It is an age-old dance as a ground squirrel attempts to evade the rattlesnake's repeated strikes. A step is missed. Teeth sink in, delivering a full dose of flesh-dissolving venom - able to kill larger prey instantly.
Yet the ground squirrel leaps away to dance again another day.
Fairfield professor James E. Biardi explores venom resistance in ground squirrels in his recently published journal article. The research, funded by a UC Davis fellowship grant, may eventually lead to future venom treatments.
Biardi and his team found that the ground squirrel's protection against rattlesnake venom is highly specific. They were surprised that the ability to neutralize venoms - considered virtually identical - from two similar rattlesnake species differed significantly.
Furthermore, ground squirrels sampled from sites with higher rattlesnake density showed greater inhibition of venom activity - suggesting co-evolution.
"Understanding [resistance to venom in] ground squirrels... could potentially lead to better human treatments," said Biardi
About 125,000 deaths worldwide result from snakebites annually according to emedicinehealth.com.
Conventional antivenom consists of antibodies which attach themselves to venom molecules in order to disable them. Although antibodies are produced by the body as part of the immune response against specific disease-causing substances, it normally takes the body days to build a strong response.
Since this natural response is too slow, victims are routinely treated with antibodies from animal sources in cases of envenomation.
Generally, these antibodies are harvested from large animals (horses, cows, etc.) which have been injected with small doses of venom. However, Biardi said that antibodies are less effective against the rapid breaking down of tissues which are characteristic of rattlesnake venom.
Ground squirrel resistance is special because is innate. They constantly maintain high levels of proteins in their blood for immediate protection against venom, said Biardi. In other words, ground squirrels may hold the key to a potentially better alternative to antibodies for treating rattlesnake envenomation.
The activity of the venom was approximated using radioimmunoassays (RIA). This method involves venom which has been tagged with radioactive isotopes to distinguish it from test venom. Initially, tagged venom molecules are bound to antibodies.
Next, test venom - which has been mixed with ground squirrel blood plasma - is added to that solution.
Some of test venom particles may then steal antibodies from the tagged venom as they try to bind to the antibodies. To estimate venom activity, researchers measured the amount of unbound tagged venom. They then compare these numbers with those of samples from other sites along with venom alone as a control.

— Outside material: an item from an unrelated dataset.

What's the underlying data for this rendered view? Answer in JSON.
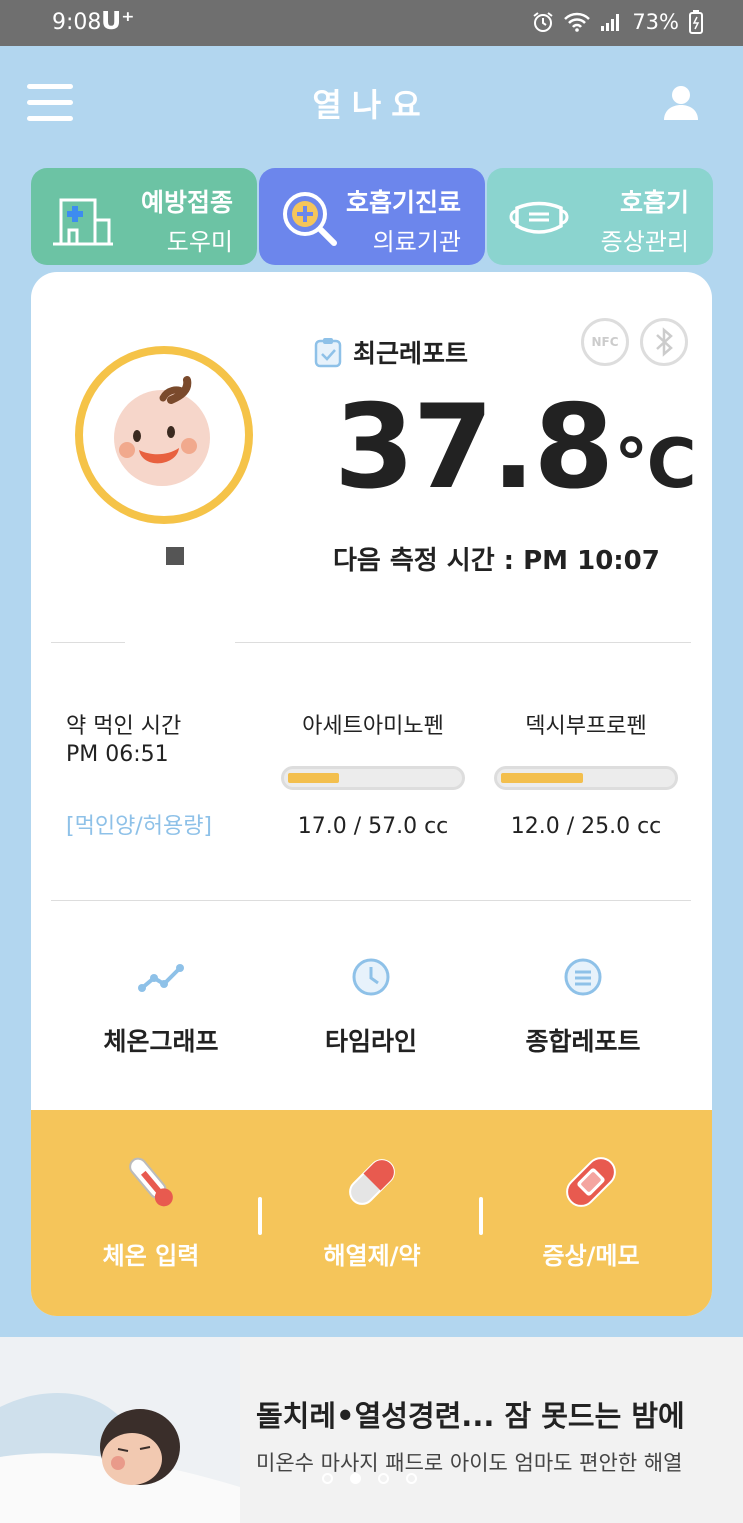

Researchers surmised that the ability of plasma proteins to protect ground squirrels from venom should correlate with how well the plasma proteins reduce the ability of the venom to steal antibodies.
Biardi admits however that RIA only gives indirect information about ground squirrel resistance. However, unlike earlier studies, this method avoids the "ethically not preferable" way of injecting the venom directly into the animals.
Blood samples were collected from live California ground squirrels which were sedated prior to collection. The squirrels were then released back into the site of capture upon recovery.
"There is still a lot to learn about [ground squirrels]," said Biardi, who intends to do further research involving ground squirrels and snakes in the future.